Image by Spring Dew via FlickrUnlike government entities, private businesses have the right to promote religion as they see fit. Short of discriminatory practices (e.g., erecting "Christians only" signs), businesses do not need to worry about church-state violations. If a company such as Wal-Mart wants to give money to local churches or even to Republican theocrats, they may do so. Of course, that is not to say that we consumers are powerless to do anything about it.
As private citizens, we may express our dissatisfaction with such practices, organize protests, and even picket. Another potent tool consumers have at their disposal is simply shopping elsewhere.
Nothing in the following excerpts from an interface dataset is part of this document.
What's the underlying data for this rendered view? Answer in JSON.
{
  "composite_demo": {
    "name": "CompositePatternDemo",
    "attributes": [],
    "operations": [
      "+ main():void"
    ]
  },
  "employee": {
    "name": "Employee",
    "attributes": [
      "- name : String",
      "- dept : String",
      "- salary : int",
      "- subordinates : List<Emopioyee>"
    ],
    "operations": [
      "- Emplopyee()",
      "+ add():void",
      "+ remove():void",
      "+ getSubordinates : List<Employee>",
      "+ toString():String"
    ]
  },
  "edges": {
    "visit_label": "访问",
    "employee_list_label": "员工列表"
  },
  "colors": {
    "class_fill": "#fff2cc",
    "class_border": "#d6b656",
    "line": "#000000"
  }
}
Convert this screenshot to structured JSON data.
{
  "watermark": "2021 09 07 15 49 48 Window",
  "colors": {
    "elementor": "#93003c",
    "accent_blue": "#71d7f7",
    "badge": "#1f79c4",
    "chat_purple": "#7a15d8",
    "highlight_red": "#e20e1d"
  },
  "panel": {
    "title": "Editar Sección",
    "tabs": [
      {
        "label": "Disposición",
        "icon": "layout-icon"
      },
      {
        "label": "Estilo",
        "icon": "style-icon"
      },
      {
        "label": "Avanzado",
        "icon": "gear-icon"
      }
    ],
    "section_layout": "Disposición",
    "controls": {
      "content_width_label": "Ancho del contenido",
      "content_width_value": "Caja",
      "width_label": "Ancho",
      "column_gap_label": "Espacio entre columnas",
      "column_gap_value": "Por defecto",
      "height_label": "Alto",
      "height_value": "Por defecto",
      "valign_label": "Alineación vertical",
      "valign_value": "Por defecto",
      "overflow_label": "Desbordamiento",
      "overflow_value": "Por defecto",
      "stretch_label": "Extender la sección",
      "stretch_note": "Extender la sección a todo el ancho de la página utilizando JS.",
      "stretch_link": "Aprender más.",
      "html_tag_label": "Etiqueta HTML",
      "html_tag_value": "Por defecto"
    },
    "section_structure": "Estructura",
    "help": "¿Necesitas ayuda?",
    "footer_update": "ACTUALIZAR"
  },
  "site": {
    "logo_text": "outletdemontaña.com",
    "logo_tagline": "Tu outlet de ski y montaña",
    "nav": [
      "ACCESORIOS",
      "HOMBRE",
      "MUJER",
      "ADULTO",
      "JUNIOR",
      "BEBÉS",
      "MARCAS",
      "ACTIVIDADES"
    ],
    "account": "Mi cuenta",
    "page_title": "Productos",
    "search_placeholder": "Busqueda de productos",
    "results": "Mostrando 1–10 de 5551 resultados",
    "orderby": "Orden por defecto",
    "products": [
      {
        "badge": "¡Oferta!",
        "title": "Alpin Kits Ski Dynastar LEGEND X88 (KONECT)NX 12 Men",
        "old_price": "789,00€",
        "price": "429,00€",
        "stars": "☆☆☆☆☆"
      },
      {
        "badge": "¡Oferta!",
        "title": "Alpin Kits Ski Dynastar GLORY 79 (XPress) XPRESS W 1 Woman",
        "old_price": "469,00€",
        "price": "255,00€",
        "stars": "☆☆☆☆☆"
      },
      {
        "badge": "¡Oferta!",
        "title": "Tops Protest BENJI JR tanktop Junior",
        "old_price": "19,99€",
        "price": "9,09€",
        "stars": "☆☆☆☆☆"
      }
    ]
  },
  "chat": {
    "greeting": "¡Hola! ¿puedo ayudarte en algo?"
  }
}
After driving past a large furniture store with which I previously had a positive association and observing quotes from the Christian bible on their massive reader board, I decided to go elsewhere. Such is my right as a consumer. If I want to, I can follow up with a letter to inform the store that they lost my business and why. Should I feel strongly enough, I could inform others and even promote a boycott. Although I have no plans to do so, it is nice to know that I could. In this case, I am satisfied with shopping elsewhere.
As atheists, I'm not sure we do this enough. Christmas music at the grocery store annoy you? Find another store and let the manager of the previous store know why you won't be coming back. Find out that a company you like regularly contributes large sums to a political cause you oppose? Take your money elsewhere, and tell others about the donations you've uncovered. I'm not saying this will lead to massive changes over night, but at least we won't be contributing to the problem.